"Still we have not touched the surface in correcting attitudes towards Africa - it is not a blah, one monolithic continent," said C. Payne Lucas, the founder of Africare, a private group with 22 development projects in seven African nations. "Now that we have everyone's attention we have to develop a following . . . Africa has to become a way of life."

Ealier Sunday afternoon at the State Department pianist Wayne Davis alternate his musical tribute to that continent between a celebration of progress, to a plea for spiritual help for future understanding.

On the same stage, the remarks of Rep. Charles Rangel (D-N.Y.) ranged from relief that being called an African no longer causes a fistfight, to an emotional request for an African constituency in the U.S.

And the estimated 800 Washingtonians who were there to support the work of Africare tapped their feet to Davis' music and cheered Rangel's remarks.

Besides Davis and Rangel, the afternoon program included brief speeches by William E. Schaufele Jr., asistant secretary of state for African affairs, Ivory Coast Ambassador Timothee Ahoua, dean of the African diplomatic corps, and dance sequences by Mike Malone's D.C. Repertory's Dance Company.
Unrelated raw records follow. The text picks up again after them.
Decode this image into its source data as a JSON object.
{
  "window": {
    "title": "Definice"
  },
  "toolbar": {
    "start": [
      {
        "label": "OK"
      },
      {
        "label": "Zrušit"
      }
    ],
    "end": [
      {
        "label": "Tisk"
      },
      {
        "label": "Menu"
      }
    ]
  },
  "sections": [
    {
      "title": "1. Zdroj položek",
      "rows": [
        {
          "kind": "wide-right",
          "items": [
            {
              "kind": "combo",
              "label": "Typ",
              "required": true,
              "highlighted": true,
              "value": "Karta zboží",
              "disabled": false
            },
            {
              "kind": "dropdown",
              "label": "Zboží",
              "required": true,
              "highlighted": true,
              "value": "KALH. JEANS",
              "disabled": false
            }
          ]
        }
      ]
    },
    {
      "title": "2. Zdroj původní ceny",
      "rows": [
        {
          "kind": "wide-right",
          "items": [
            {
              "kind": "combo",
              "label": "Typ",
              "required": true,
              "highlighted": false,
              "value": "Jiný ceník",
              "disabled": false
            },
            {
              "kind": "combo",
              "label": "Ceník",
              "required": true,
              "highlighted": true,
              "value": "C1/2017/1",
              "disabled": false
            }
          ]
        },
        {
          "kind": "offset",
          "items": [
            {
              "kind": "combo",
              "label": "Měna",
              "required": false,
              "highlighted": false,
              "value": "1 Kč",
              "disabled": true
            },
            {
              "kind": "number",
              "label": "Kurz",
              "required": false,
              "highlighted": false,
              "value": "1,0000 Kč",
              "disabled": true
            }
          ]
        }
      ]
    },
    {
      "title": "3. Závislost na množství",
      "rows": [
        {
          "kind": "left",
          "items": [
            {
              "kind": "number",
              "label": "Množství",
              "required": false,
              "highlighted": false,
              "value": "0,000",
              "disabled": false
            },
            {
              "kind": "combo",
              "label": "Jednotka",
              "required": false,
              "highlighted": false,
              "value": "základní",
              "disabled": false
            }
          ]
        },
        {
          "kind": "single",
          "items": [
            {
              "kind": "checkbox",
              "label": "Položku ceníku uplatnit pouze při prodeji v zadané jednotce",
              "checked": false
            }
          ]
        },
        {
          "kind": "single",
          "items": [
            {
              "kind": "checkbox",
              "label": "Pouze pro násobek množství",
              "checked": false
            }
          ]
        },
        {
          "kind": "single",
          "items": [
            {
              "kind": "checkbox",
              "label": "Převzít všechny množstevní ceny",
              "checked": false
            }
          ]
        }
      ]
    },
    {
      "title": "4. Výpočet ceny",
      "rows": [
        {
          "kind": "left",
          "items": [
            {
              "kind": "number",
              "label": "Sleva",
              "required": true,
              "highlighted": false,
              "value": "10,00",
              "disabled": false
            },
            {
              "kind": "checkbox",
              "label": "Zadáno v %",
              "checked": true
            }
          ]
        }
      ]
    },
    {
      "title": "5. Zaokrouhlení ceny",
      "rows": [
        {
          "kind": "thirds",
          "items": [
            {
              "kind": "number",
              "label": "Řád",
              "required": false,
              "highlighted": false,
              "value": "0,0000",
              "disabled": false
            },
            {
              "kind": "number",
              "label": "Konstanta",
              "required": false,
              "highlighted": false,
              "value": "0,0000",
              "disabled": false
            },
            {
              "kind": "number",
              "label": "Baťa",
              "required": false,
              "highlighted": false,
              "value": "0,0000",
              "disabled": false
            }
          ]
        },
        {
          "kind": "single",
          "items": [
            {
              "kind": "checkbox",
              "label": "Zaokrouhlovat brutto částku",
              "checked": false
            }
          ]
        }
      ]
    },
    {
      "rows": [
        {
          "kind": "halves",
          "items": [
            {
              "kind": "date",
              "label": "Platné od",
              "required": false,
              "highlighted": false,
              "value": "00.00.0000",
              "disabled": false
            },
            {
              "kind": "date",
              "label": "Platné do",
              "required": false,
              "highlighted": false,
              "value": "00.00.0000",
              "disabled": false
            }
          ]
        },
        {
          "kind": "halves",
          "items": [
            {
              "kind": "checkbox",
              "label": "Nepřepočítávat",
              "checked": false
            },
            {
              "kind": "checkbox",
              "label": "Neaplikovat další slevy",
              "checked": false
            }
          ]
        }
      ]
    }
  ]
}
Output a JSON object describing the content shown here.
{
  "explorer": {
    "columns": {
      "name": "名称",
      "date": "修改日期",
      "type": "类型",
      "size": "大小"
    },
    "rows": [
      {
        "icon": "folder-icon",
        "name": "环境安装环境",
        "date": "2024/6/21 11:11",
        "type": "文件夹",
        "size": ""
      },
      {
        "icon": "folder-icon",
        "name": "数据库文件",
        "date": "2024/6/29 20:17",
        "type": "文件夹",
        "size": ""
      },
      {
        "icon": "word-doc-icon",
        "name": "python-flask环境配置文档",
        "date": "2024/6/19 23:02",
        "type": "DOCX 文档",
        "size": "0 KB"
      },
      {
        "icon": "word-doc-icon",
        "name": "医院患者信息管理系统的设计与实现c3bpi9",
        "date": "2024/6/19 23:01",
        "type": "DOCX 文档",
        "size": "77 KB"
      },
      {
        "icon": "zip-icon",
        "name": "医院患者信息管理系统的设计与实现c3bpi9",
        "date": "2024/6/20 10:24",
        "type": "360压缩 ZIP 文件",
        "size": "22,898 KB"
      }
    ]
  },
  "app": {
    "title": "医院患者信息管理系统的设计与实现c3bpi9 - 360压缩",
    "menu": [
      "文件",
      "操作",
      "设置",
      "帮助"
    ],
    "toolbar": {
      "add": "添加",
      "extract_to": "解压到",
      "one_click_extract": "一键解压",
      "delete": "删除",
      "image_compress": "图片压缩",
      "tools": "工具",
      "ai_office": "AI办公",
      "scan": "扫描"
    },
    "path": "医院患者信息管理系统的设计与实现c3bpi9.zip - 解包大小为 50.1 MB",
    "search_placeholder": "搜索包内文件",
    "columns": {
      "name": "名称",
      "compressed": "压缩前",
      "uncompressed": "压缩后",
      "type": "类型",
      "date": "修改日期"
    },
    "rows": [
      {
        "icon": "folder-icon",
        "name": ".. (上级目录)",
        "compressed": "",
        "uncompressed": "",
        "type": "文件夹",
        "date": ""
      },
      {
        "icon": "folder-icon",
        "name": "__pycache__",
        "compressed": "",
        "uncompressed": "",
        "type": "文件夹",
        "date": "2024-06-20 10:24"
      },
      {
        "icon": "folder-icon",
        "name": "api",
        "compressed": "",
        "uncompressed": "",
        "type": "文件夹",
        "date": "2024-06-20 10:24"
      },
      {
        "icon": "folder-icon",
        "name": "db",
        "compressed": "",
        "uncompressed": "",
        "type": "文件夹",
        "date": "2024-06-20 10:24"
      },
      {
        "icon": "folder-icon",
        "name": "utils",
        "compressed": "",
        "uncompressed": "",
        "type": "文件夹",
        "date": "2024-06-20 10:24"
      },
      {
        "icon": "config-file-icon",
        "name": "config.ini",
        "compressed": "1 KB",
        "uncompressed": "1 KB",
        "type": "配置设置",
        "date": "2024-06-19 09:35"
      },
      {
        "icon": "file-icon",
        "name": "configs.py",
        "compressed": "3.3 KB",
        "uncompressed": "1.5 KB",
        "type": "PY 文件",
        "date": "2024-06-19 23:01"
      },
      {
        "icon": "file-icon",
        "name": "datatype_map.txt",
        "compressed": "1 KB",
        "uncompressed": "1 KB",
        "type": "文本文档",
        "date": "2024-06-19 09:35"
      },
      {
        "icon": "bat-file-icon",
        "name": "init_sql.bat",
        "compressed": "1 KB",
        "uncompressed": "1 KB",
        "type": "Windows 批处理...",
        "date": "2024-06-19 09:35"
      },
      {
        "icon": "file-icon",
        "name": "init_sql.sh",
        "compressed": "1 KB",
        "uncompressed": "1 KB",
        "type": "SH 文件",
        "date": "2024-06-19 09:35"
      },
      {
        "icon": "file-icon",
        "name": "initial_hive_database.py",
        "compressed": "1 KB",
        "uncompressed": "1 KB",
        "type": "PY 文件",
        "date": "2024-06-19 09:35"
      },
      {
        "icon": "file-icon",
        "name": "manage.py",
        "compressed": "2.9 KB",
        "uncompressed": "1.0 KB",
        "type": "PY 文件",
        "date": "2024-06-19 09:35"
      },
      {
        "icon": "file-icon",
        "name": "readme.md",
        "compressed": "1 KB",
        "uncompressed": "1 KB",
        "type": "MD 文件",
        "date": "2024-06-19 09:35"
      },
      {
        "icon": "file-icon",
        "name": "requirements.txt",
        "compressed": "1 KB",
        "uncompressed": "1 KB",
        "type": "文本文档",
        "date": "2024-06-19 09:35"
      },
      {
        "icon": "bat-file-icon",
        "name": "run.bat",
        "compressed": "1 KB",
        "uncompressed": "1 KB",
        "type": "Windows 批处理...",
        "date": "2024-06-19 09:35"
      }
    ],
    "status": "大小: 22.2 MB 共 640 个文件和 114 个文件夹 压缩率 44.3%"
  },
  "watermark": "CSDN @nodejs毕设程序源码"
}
J.C. Hayward of WTOP acted as emcee.

Iranian Ambassador Ardeshir Zahedi said he gave the party not only because of his country's historical relations with Africa but also because of his close ties with African diplomats from the time he was foreign minister.

The guests, who comprised what Lucas called "a microcosm of what could happen," in terms of an ongoing African constituency, ranged from young professionals and veteran State Department employees, to politicans such as Marion Barry and cultural entrepreneurs such as Kennedy Center board chairman Roger Stevens. Everyone paid $25.

Though the rooms of the embassy overflowed, attorney Wiley Branton said that Sunday night's turnout was only the beginning. "I'm struck by the paucity of people here from among my associates. There is a need for more citizens to be involved," sand Branton. "This is only a drop in the bucket."